## Requirement
Show all lines from the records below in which the string "image" is present.

## Listed entries
-----

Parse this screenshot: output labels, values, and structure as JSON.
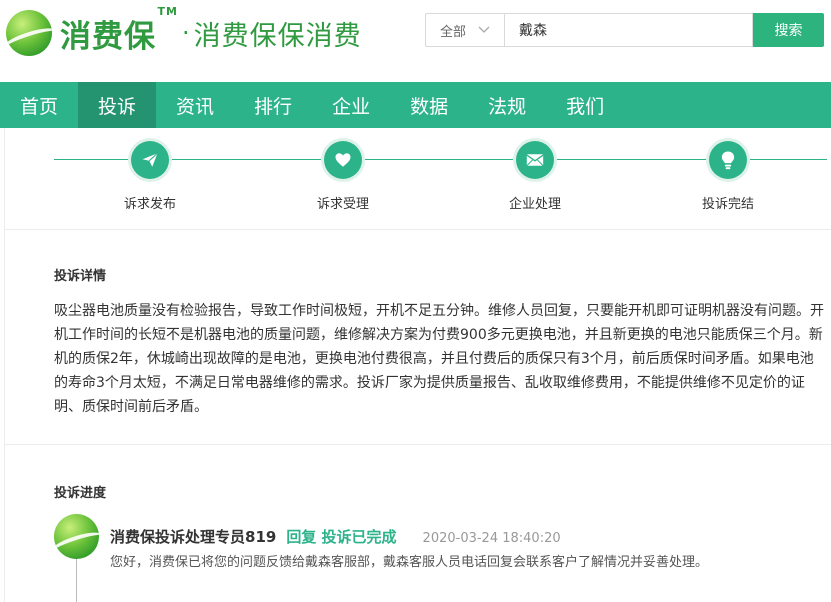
{
  "header": {
    "logo_text": "消费保",
    "logo_tm": "TM",
    "logo_dot": "·",
    "slogan": "消费保保消费"
  },
  "search": {
    "scope": "全部",
    "query": "戴森",
    "button_label": "搜索"
  },
  "nav": {
    "items": [
      "首页",
      "投诉",
      "资讯",
      "排行",
      "企业",
      "数据",
      "法规",
      "我们"
    ],
    "active": "投诉"
  },
  "steps": [
    {
      "label": "诉求发布",
      "icon": "paper-plane-icon"
    },
    {
      "label": "诉求受理",
      "icon": "heart-icon"
    },
    {
      "label": "企业处理",
      "icon": "mail-icon"
    },
    {
      "label": "投诉完结",
      "icon": "lightbulb-icon"
    }
  ],
  "details": {
    "title": "投诉详情",
    "text": "吸尘器电池质量没有检验报告，导致工作时间极短，开机不足五分钟。维修人员回复，只要能开机即可证明机器没有问题。开机工作时间的长短不是机器电池的质量问题，维修解决方案为付费900多元更换电池，并且新更换的电池只能质保三个月。新机的质保2年，休城崎出现故障的是电池，更换电池付费很高，并且付费后的质保只有3个月，前后质保时间矛盾。如果电池的寿命3个月太短，不满足日常电器维修的需求。投诉厂家为提供质量报告、乱收取维修费用，不能提供维修不见定价的证明、质保时间前后矛盾。"
  },
  "progress": {
    "title": "投诉进度",
    "entries": [
      {
        "name": "消费保投诉处理专员819",
        "status": "回复 投诉已完成",
        "time": "2020-03-24 18:40:20",
        "text": "您好，消费保已将您的问题反馈给戴森客服部，戴森客服人员电话回复会联系客户了解情况并妥善处理。"
      }
    ]
  },
  "colors": {
    "brand_green": "#2db38a",
    "nav_active": "#249470",
    "logo_green": "#2f9a3f",
    "search_button": "#2cb37e"
  }
}
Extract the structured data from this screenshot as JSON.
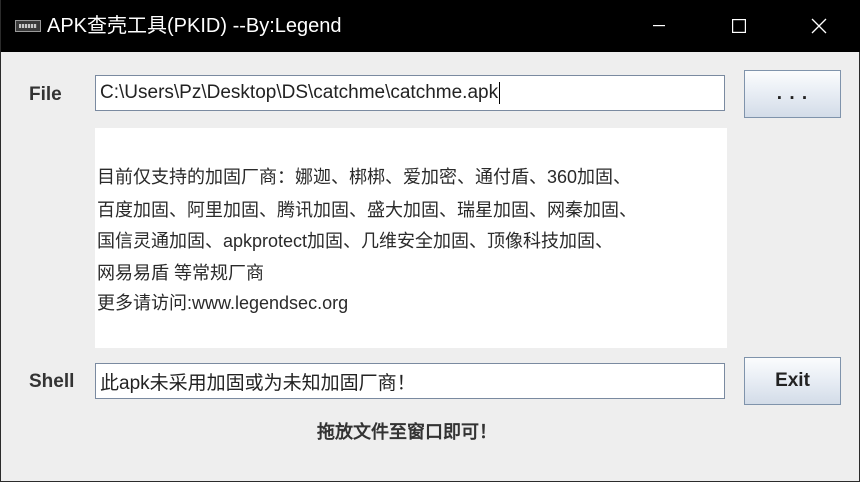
{
  "window": {
    "title": "APK查壳工具(PKID) --By:Legend",
    "icon": "app-icon",
    "controls": [
      "minimize-icon",
      "maximize-icon",
      "close-icon"
    ]
  },
  "file_row": {
    "label": "File",
    "path_value": "C:\\Users\\Pz\\Desktop\\DS\\catchme\\catchme.apk",
    "browse_label": ". . ."
  },
  "info": {
    "lines": [
      "目前仅支持的加固厂商：娜迦、梆梆、爱加密、通付盾、360加固、",
      "百度加固、阿里加固、腾讯加固、盛大加固、瑞星加固、网秦加固、",
      "国信灵通加固、apkprotect加固、几维安全加固、顶像科技加固、",
      "网易易盾 等常规厂商",
      "更多请访问:www.legendsec.org"
    ]
  },
  "shell_row": {
    "label": "Shell",
    "result_value": "此apk未采用加固或为未知加固厂商！",
    "exit_label": "Exit"
  },
  "hint": "拖放文件至窗口即可！",
  "colors": {
    "titlebar": "#000000",
    "window_bg": "#eeeeee",
    "panel_bg": "#ffffff",
    "field_border": "#7a8aa0"
  }
}
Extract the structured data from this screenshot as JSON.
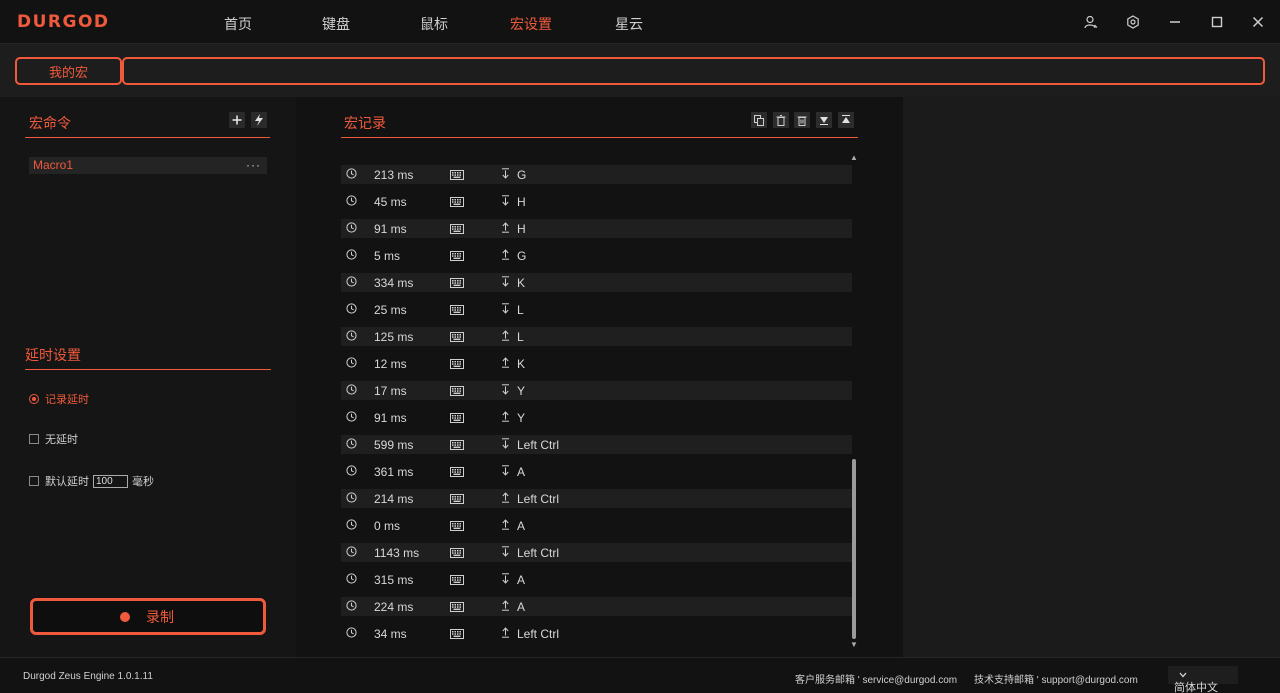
{
  "app": {
    "logo": "DURGOD"
  },
  "nav": [
    {
      "label": "首页",
      "active": false
    },
    {
      "label": "键盘",
      "active": false
    },
    {
      "label": "鼠标",
      "active": false
    },
    {
      "label": "宏设置",
      "active": true
    },
    {
      "label": "星云",
      "active": false
    }
  ],
  "window_controls": [
    "user-icon",
    "settings-icon",
    "minimize-icon",
    "maximize-icon",
    "close-icon"
  ],
  "tabbar": {
    "my_macro": "我的宏",
    "macro_name_value": ""
  },
  "macro_panel": {
    "title": "宏命令",
    "add_icon": "plus-icon",
    "import_icon": "bolt-icon",
    "items": [
      {
        "name": "Macro1",
        "more": "···"
      }
    ]
  },
  "delay_settings": {
    "title": "延时设置",
    "options": {
      "record": "记录延时",
      "none": "无延时",
      "default": "默认延时",
      "default_value": "100",
      "unit": "毫秒"
    },
    "selected": "record"
  },
  "record_button": {
    "label": "录制"
  },
  "record_panel": {
    "title": "宏记录",
    "tools": [
      "copy-icon",
      "delete-icon",
      "clear-icon",
      "move-down-icon",
      "move-up-icon"
    ],
    "rows": [
      {
        "delay": "213 ms",
        "dir": "down",
        "key": "G"
      },
      {
        "delay": "45 ms",
        "dir": "down",
        "key": "H"
      },
      {
        "delay": "91 ms",
        "dir": "up",
        "key": "H"
      },
      {
        "delay": "5 ms",
        "dir": "up",
        "key": "G"
      },
      {
        "delay": "334 ms",
        "dir": "down",
        "key": "K"
      },
      {
        "delay": "25 ms",
        "dir": "down",
        "key": "L"
      },
      {
        "delay": "125 ms",
        "dir": "up",
        "key": "L"
      },
      {
        "delay": "12 ms",
        "dir": "up",
        "key": "K"
      },
      {
        "delay": "17 ms",
        "dir": "down",
        "key": "Y"
      },
      {
        "delay": "91 ms",
        "dir": "up",
        "key": "Y"
      },
      {
        "delay": "599 ms",
        "dir": "down",
        "key": "Left Ctrl"
      },
      {
        "delay": "361 ms",
        "dir": "down",
        "key": "A"
      },
      {
        "delay": "214 ms",
        "dir": "up",
        "key": "Left Ctrl"
      },
      {
        "delay": "0 ms",
        "dir": "up",
        "key": "A"
      },
      {
        "delay": "1143 ms",
        "dir": "down",
        "key": "Left Ctrl"
      },
      {
        "delay": "315 ms",
        "dir": "down",
        "key": "A"
      },
      {
        "delay": "224 ms",
        "dir": "up",
        "key": "A"
      },
      {
        "delay": "34 ms",
        "dir": "up",
        "key": "Left Ctrl"
      }
    ]
  },
  "footer": {
    "version": "Durgod Zeus Engine 1.0.1.11",
    "service_label": "客户服务邮箱",
    "service_email": "service@durgod.com",
    "support_label": "技术支持邮箱",
    "support_email": "support@durgod.com",
    "language": "简体中文"
  },
  "colors": {
    "accent": "#f05a3c",
    "background": "#1a1a1a"
  }
}
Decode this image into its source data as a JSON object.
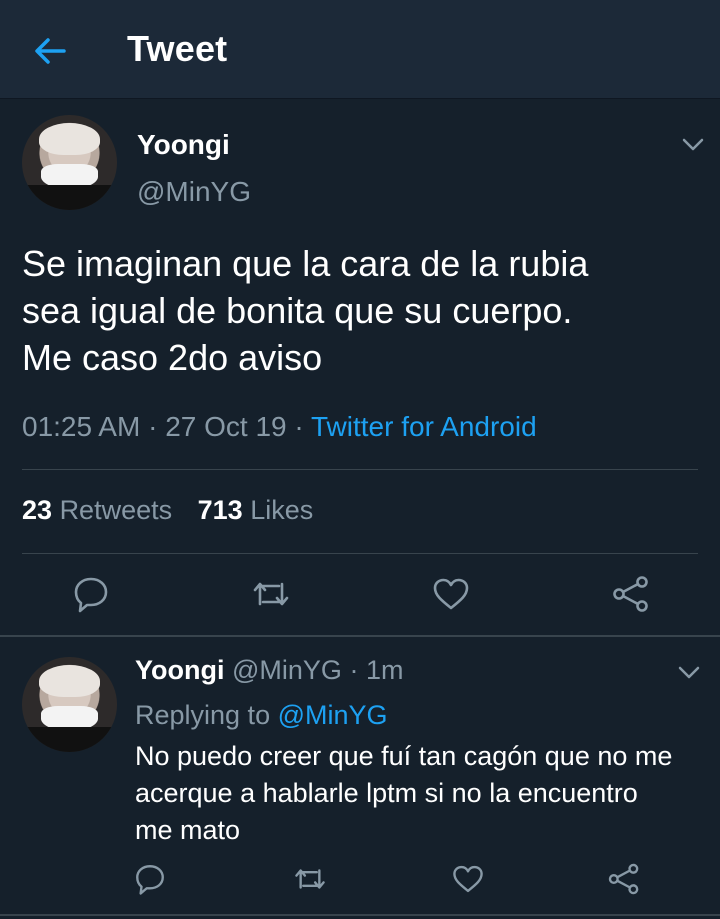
{
  "header": {
    "title": "Tweet",
    "back_icon": "arrow-left-icon"
  },
  "colors": {
    "accent": "#1da1f2",
    "background": "#15202b",
    "muted": "#8899a6"
  },
  "main_tweet": {
    "name": "Yoongi",
    "handle": "@MinYG",
    "text_lines": [
      "Se imaginan que la cara de la rubia",
      "sea igual de bonita que su cuerpo.",
      "Me caso 2do aviso"
    ],
    "time": "01:25 AM",
    "dot1": "·",
    "date": "27 Oct 19",
    "dot2": "·",
    "source": "Twitter for Android",
    "retweets_count": "23",
    "retweets_label": "Retweets",
    "likes_count": "713",
    "likes_label": "Likes"
  },
  "reply_tweet": {
    "name": "Yoongi",
    "handle": "@MinYG",
    "dot": "·",
    "time": "1m",
    "replying_label": "Replying to",
    "replying_handle": "@MinYG",
    "text_lines": [
      "No puedo creer que fuí tan cagón que no me",
      "acerque a hablarle lptm si no la encuentro",
      "me mato"
    ]
  },
  "action_icons": [
    "reply-icon",
    "retweet-icon",
    "like-icon",
    "share-icon"
  ]
}
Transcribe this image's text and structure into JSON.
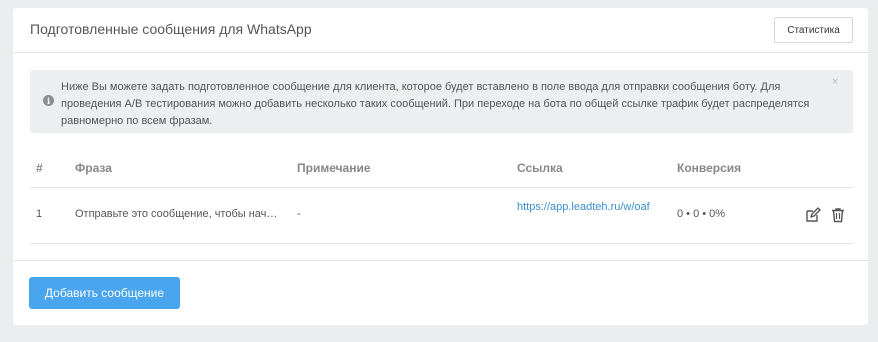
{
  "header": {
    "title": "Подготовленные сообщения для WhatsApp",
    "stats_button": "Статистика"
  },
  "alert": {
    "icon": "info-icon",
    "text": "Ниже Вы можете задать подготовленное сообщение для клиента, которое будет вставлено в поле ввода для отправки сообщения боту. Для проведения A/B тестирования можно добавить несколько таких сообщений. При переходе на бота по общей ссылке трафик будет распределятся равномерно по всем фразам.",
    "close": "×"
  },
  "table": {
    "columns": [
      "#",
      "Фраза",
      "Примечание",
      "Ссылка",
      "Конверсия"
    ],
    "rows": [
      {
        "num": "1",
        "phrase": "Отправьте это сообщение, чтобы начать",
        "note": "-",
        "link": "https://app.leadteh.ru/w/oaf",
        "conversion": "0 • 0 • 0%"
      }
    ]
  },
  "footer": {
    "add_button": "Добавить сообщение"
  },
  "colors": {
    "accent": "#49a5ee",
    "link": "#3a8fcd",
    "background": "#ebedee"
  }
}
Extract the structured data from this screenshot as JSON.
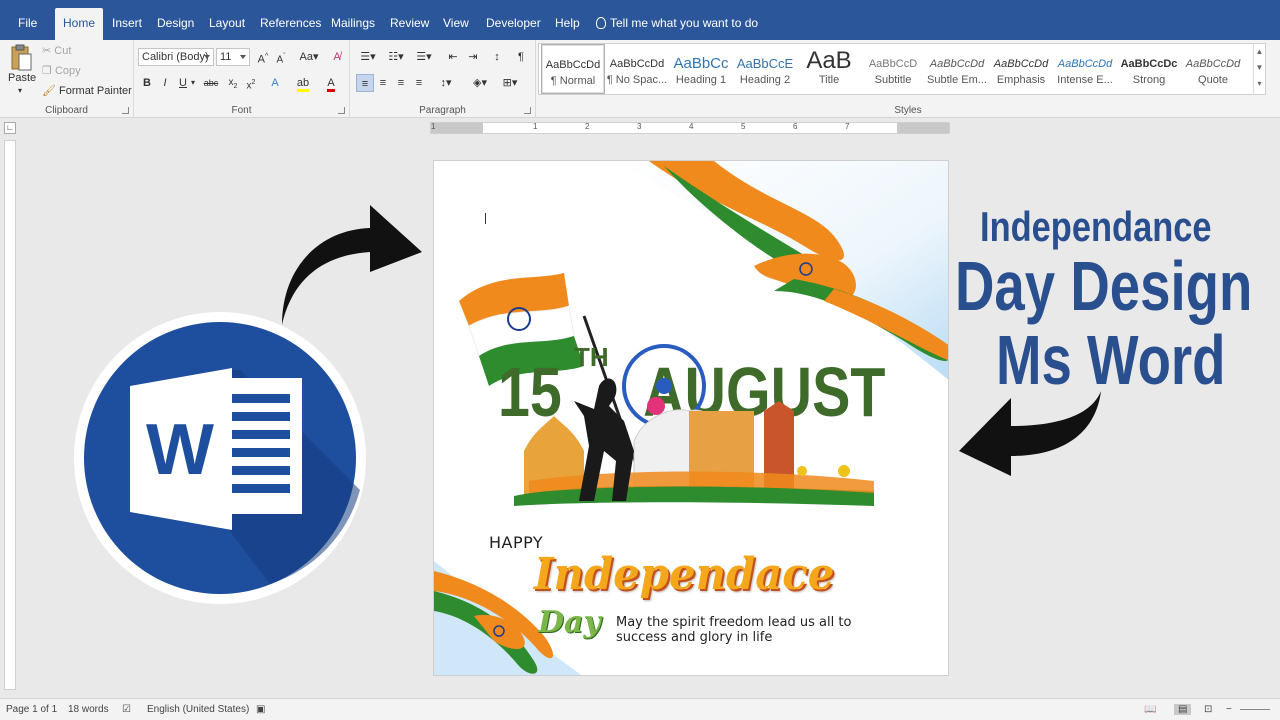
{
  "tabs": [
    "File",
    "Home",
    "Insert",
    "Design",
    "Layout",
    "References",
    "Mailings",
    "Review",
    "View",
    "Developer",
    "Help"
  ],
  "active_tab": "Home",
  "tell_me": "Tell me what you want to do",
  "clipboard": {
    "paste": "Paste",
    "cut": "Cut",
    "copy": "Copy",
    "format_painter": "Format Painter",
    "label": "Clipboard"
  },
  "font": {
    "name": "Calibri (Body)",
    "size": "11",
    "label": "Font"
  },
  "paragraph": {
    "label": "Paragraph"
  },
  "styles": {
    "label": "Styles",
    "items": [
      {
        "sample": "AaBbCcDd",
        "name": "¶ Normal"
      },
      {
        "sample": "AaBbCcDd",
        "name": "¶ No Spac..."
      },
      {
        "sample": "AaBbCc",
        "name": "Heading 1"
      },
      {
        "sample": "AaBbCcE",
        "name": "Heading 2"
      },
      {
        "sample": "AaB",
        "name": "Title"
      },
      {
        "sample": "AaBbCcD",
        "name": "Subtitle"
      },
      {
        "sample": "AaBbCcDd",
        "name": "Subtle Em..."
      },
      {
        "sample": "AaBbCcDd",
        "name": "Emphasis"
      },
      {
        "sample": "AaBbCcDd",
        "name": "Intense E..."
      },
      {
        "sample": "AaBbCcDc",
        "name": "Strong"
      },
      {
        "sample": "AaBbCcDd",
        "name": "Quote"
      }
    ]
  },
  "ruler_numbers": [
    "1",
    "1",
    "2",
    "3",
    "4",
    "5",
    "6",
    "7"
  ],
  "poster": {
    "big_date": "15",
    "superscript": "TH",
    "month": "AUGUST",
    "happy": "HAPPY",
    "independence": "Independace",
    "day": "Day",
    "message_line1": "May the spirit freedom lead us all to",
    "message_line2": "success and glory in life"
  },
  "headline": {
    "line1": "Independance",
    "line2": "Day Design",
    "line3": "Ms Word"
  },
  "logo_letter": "W",
  "status": {
    "page": "Page 1 of 1",
    "words": "18 words",
    "language": "English (United States)"
  },
  "colors": {
    "word_blue": "#2b579a",
    "headline_blue": "#2a4f8f",
    "saffron": "#f08a1c",
    "india_green": "#2e8b2e",
    "ashoka_blue": "#1a3c8f"
  }
}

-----

## Your response
Decode this image into its source data as a JSON object.
Transcribe this image's text and structure into JSON.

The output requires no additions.